[Records contained in a dataset]
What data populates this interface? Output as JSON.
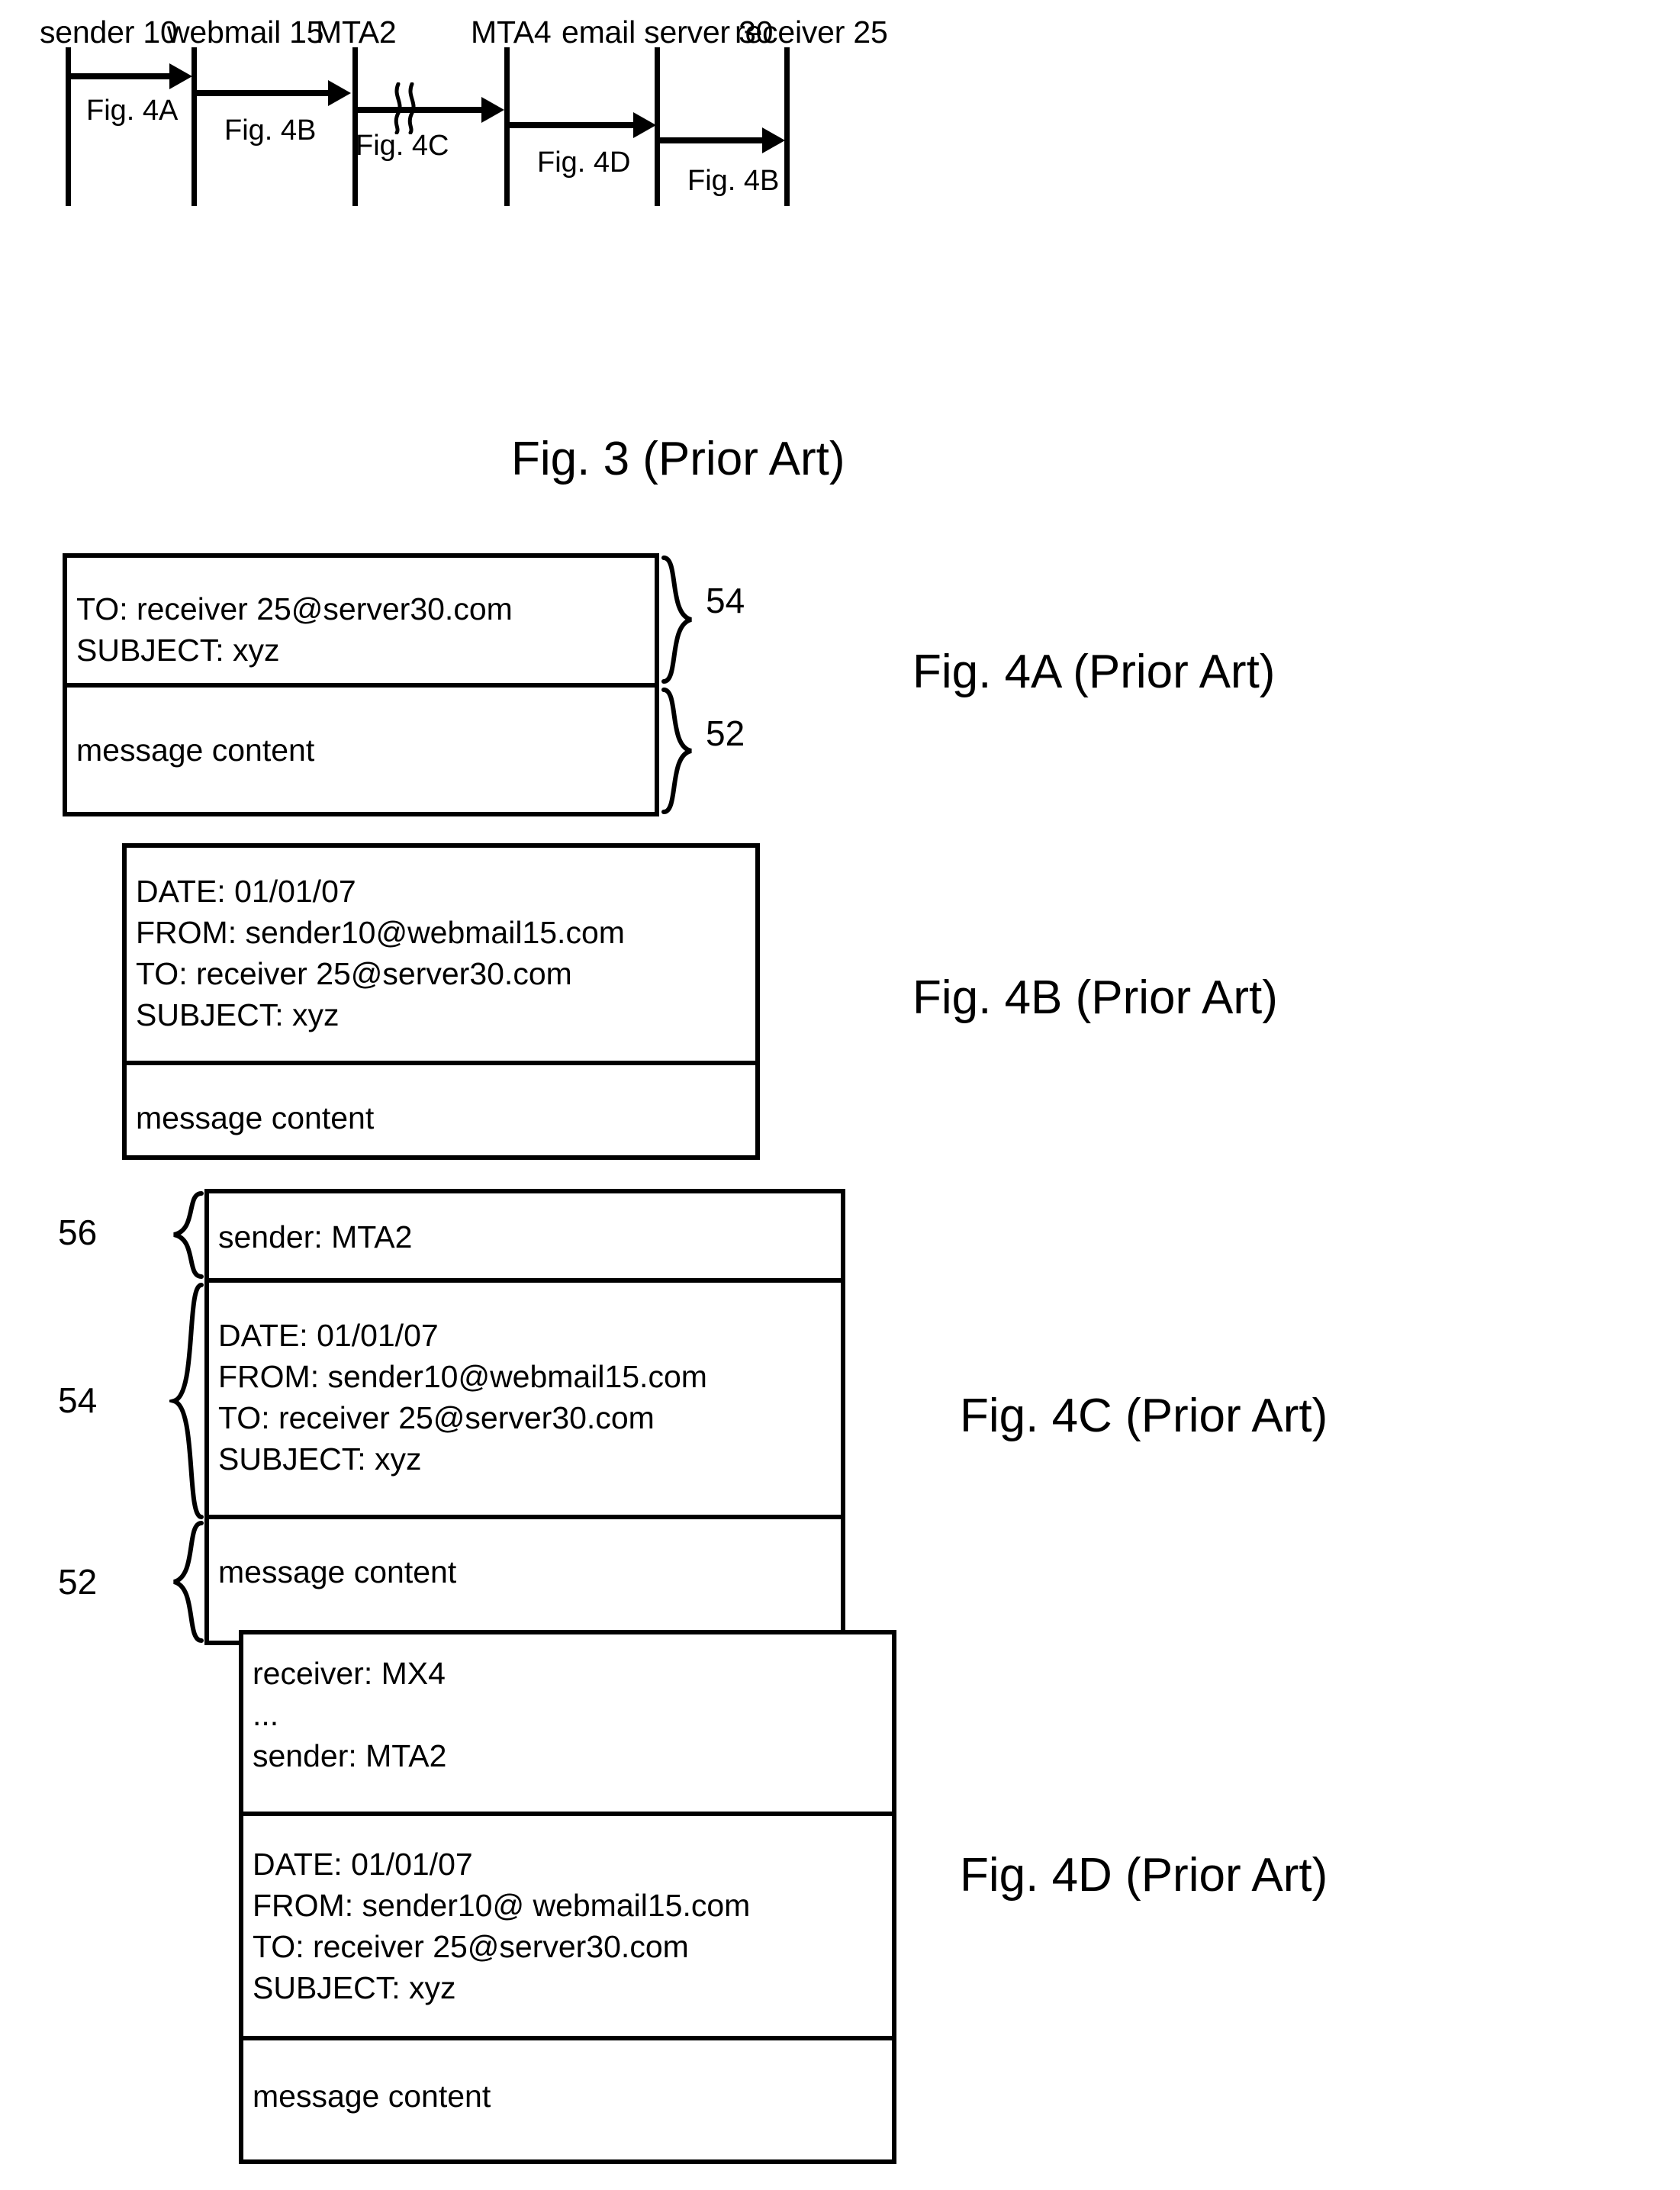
{
  "figure3": {
    "caption": "Fig. 3 (Prior Art)",
    "lifelines": [
      {
        "label": "sender 10"
      },
      {
        "label": "webmail 15"
      },
      {
        "label": "MTA2"
      },
      {
        "label": "MTA4"
      },
      {
        "label": "email server 30"
      },
      {
        "label": "receiver 25"
      }
    ],
    "messages": [
      {
        "label": "Fig. 4A",
        "from": "sender 10",
        "to": "webmail 15"
      },
      {
        "label": "Fig. 4B",
        "from": "webmail 15",
        "to": "MTA2"
      },
      {
        "label": "Fig. 4C",
        "from": "MTA2",
        "to": "MTA4"
      },
      {
        "label": "Fig. 4D",
        "from": "MTA4",
        "to": "email server 30"
      },
      {
        "label": "Fig. 4B",
        "from": "email server 30",
        "to": "receiver 25"
      }
    ]
  },
  "figure4a": {
    "caption": "Fig. 4A (Prior Art)",
    "header": {
      "brace_label": "54",
      "lines": [
        "TO: receiver 25@server30.com",
        "SUBJECT: xyz"
      ]
    },
    "body": {
      "brace_label": "52",
      "lines": [
        "message content"
      ]
    }
  },
  "figure4b": {
    "caption": "Fig. 4B (Prior Art)",
    "header": {
      "lines": [
        "DATE: 01/01/07",
        "FROM: sender10@webmail15.com",
        "TO: receiver 25@server30.com",
        "SUBJECT: xyz"
      ]
    },
    "body": {
      "lines": [
        "message content"
      ]
    }
  },
  "figure4c": {
    "caption": "Fig. 4C (Prior Art)",
    "envelope": {
      "brace_label": "56",
      "lines": [
        "sender: MTA2"
      ]
    },
    "header": {
      "brace_label": "54",
      "lines": [
        "DATE: 01/01/07",
        "FROM: sender10@webmail15.com",
        "TO: receiver 25@server30.com",
        "SUBJECT: xyz"
      ]
    },
    "body": {
      "brace_label": "52",
      "lines": [
        "message content"
      ]
    }
  },
  "figure4d": {
    "caption": "Fig. 4D (Prior Art)",
    "envelope": {
      "lines": [
        "receiver: MX4",
        "...",
        "sender: MTA2"
      ]
    },
    "header": {
      "lines": [
        "DATE: 01/01/07",
        "FROM: sender10@ webmail15.com",
        "TO: receiver 25@server30.com",
        "SUBJECT: xyz"
      ]
    },
    "body": {
      "lines": [
        "message content"
      ]
    }
  }
}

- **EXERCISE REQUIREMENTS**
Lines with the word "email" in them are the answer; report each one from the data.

- **EXERCISE RESPONSE**
        "label": "email server 30"
        "to": "email server 30"
        "from": "email server 30",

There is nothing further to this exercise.